Strip the pictures, then copy the remaining data exactly as it stands.

--- Input ---

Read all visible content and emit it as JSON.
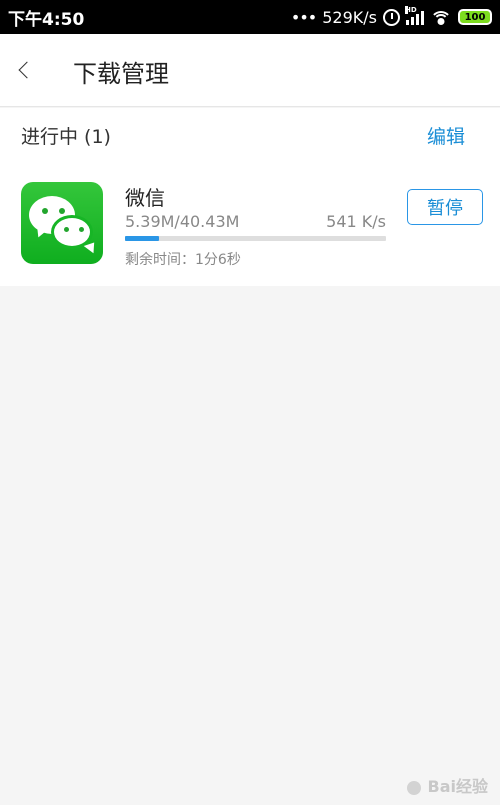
{
  "status_bar": {
    "time": "下午4:50",
    "network_speed": "529K/s",
    "network_label": "HD",
    "battery": "100",
    "signal_icon": "signal-bars-icon",
    "wifi_icon": "wifi-icon",
    "alarm_icon": "alarm-icon",
    "battery_color": "#7ddc1f"
  },
  "header": {
    "title": "下载管理",
    "back_icon": "back-chevron-icon"
  },
  "section": {
    "label": "进行中 (1)",
    "edit_label": "编辑"
  },
  "download_item": {
    "name": "微信",
    "progress_text": "5.39M/40.43M",
    "speed": "541 K/s",
    "remaining": "剩余时间：1分6秒",
    "progress_fraction": 0.13,
    "pause_label": "暂停",
    "icon": "wechat-icon",
    "accent_color": "#2a96e6"
  },
  "watermark": {
    "text": "Bai经验"
  }
}
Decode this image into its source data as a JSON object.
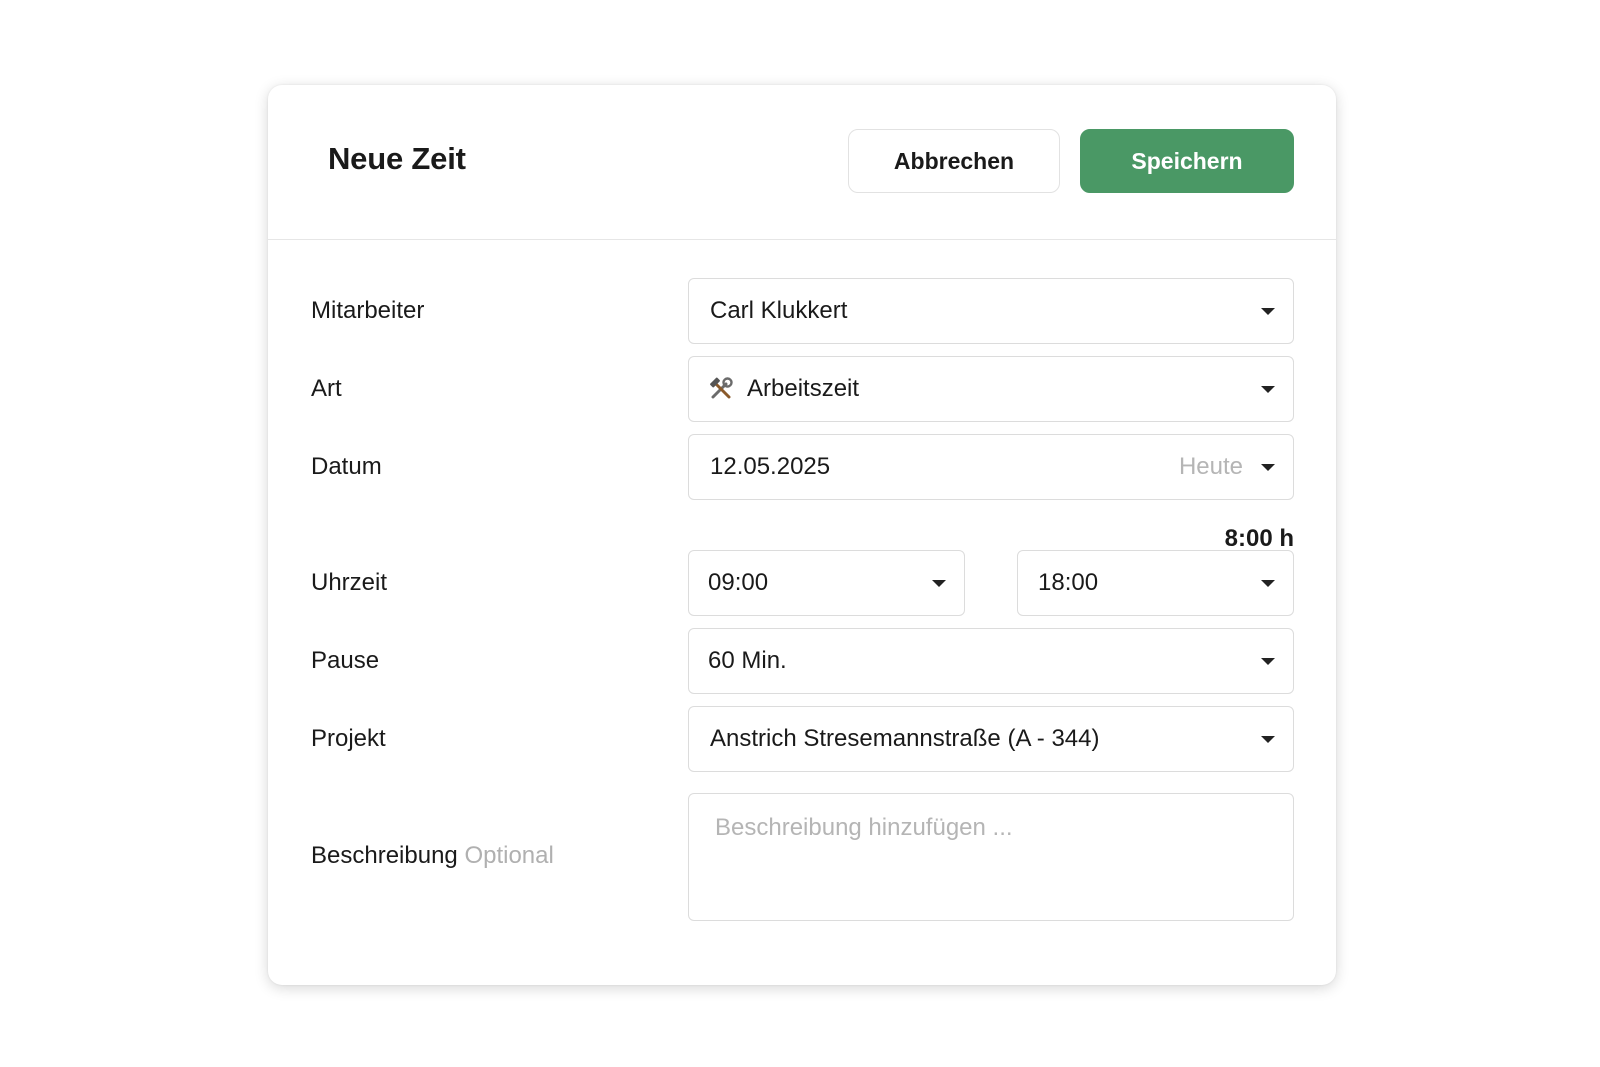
{
  "dialog": {
    "title": "Neue Zeit",
    "cancel_label": "Abbrechen",
    "save_label": "Speichern"
  },
  "colors": {
    "save_button": "#4a9865",
    "muted_text": "#b0b0b0"
  },
  "form": {
    "employee": {
      "label": "Mitarbeiter",
      "value": "Carl Klukkert"
    },
    "type": {
      "label": "Art",
      "value": "Arbeitszeit",
      "icon": "hammer-and-wrench-icon"
    },
    "date": {
      "label": "Datum",
      "value": "12.05.2025",
      "hint": "Heute"
    },
    "duration": "8:00 h",
    "time": {
      "label": "Uhrzeit",
      "start": "09:00",
      "end": "18:00"
    },
    "break": {
      "label": "Pause",
      "value": "60 Min."
    },
    "project": {
      "label": "Projekt",
      "value": "Anstrich Stresemannstraße (A - 344)"
    },
    "description": {
      "label": "Beschreibung",
      "optional": "Optional",
      "placeholder": "Beschreibung hinzufügen ..."
    }
  }
}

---

> _Your solution_:
Read all visible content and emit it as JSON.
{
  "status_bar": {
    "time": "下午4:50",
    "network_speed": "529K/s",
    "network_label": "HD",
    "battery": "100",
    "signal_icon": "signal-bars-icon",
    "wifi_icon": "wifi-icon",
    "alarm_icon": "alarm-icon",
    "battery_color": "#7ddc1f"
  },
  "header": {
    "title": "下载管理",
    "back_icon": "back-chevron-icon"
  },
  "section": {
    "label": "进行中 (1)",
    "edit_label": "编辑"
  },
  "download_item": {
    "name": "微信",
    "progress_text": "5.39M/40.43M",
    "speed": "541 K/s",
    "remaining": "剩余时间：1分6秒",
    "progress_fraction": 0.13,
    "pause_label": "暂停",
    "icon": "wechat-icon",
    "accent_color": "#2a96e6"
  },
  "watermark": {
    "text": "Bai经验"
  }
}
Decode this image into its source data as a JSON object.
{
  "dialog": {
    "title": "Neue Zeit",
    "cancel_label": "Abbrechen",
    "save_label": "Speichern"
  },
  "colors": {
    "save_button": "#4a9865",
    "muted_text": "#b0b0b0"
  },
  "form": {
    "employee": {
      "label": "Mitarbeiter",
      "value": "Carl Klukkert"
    },
    "type": {
      "label": "Art",
      "value": "Arbeitszeit",
      "icon": "hammer-and-wrench-icon"
    },
    "date": {
      "label": "Datum",
      "value": "12.05.2025",
      "hint": "Heute"
    },
    "duration": "8:00 h",
    "time": {
      "label": "Uhrzeit",
      "start": "09:00",
      "end": "18:00"
    },
    "break": {
      "label": "Pause",
      "value": "60 Min."
    },
    "project": {
      "label": "Projekt",
      "value": "Anstrich Stresemannstraße (A - 344)"
    },
    "description": {
      "label": "Beschreibung",
      "optional": "Optional",
      "placeholder": "Beschreibung hinzufügen ..."
    }
  }
}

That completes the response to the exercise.